Change the toilet to a taller, narrower handicapped toilet to permit access by commode wheelchair.
Install grab bars as necessary in the bathroom.
Install a nonslip floor in the bathroom.
Install a hose/nozzle system in the shower.
Put in a water-powered ascending/descending tub seat.
Install lever handles on kitchen and bathroom sinks.
Consider changing appliances to front-control, front-access types.
Plan an emergency exit for the wheelchair user.
Install a ramp for at least one entrance/exit of the dwelling. The ramp should be built at no more than a 1-to-12 gradient.
Convert gravel walks to concrete for all-weather access.
Construct ramp access to the garage or carport to allow sheltered entrance into and exit from a vehicle.
Move the mailbox to an accessible point.
Things You Will Need
- Power Wheelchairs
- Carbon Monoxide Detector
- Home Alarm Systems
- Smoke Detectors
- Telephone Jacks
- Manual Wheelchairs
- Medical Alert Bracelet
- Shower Massager
- Wheelchair Gloves
- Wheelchair Mini Ramps
- Wheelchair Ramps
- Wheelchair Seat Cushions
- Fire Extinguishers
- Lever Locksets
- Cellular Phones
- Wheelchairs generally maneuver best through a 32-inch-wide portal.

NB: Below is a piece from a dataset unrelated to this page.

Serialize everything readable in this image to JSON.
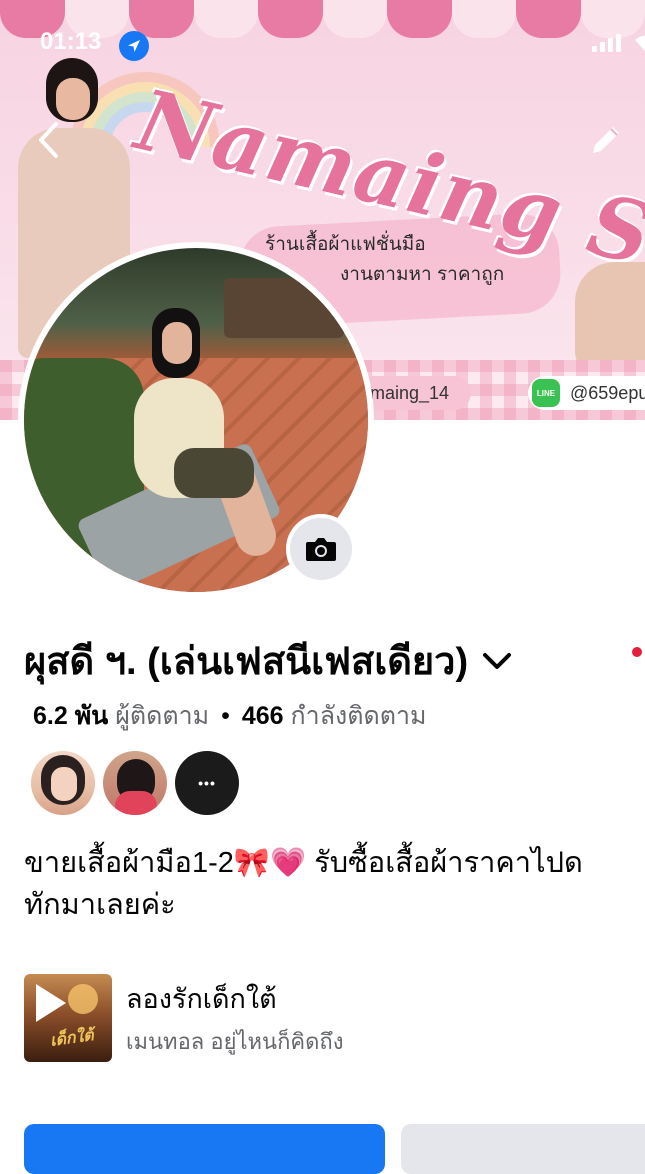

- Restricted hallway access might be overcome by reversing the way a door swings.
- Install telephone jacks in every room.
- Install any new telephone jack or electrical outlet 6 inches higher than usual.
- Smoke and carbon monoxide detectors are especially important for the safety of disabled residents.
- Keep a fire extinguisher handy.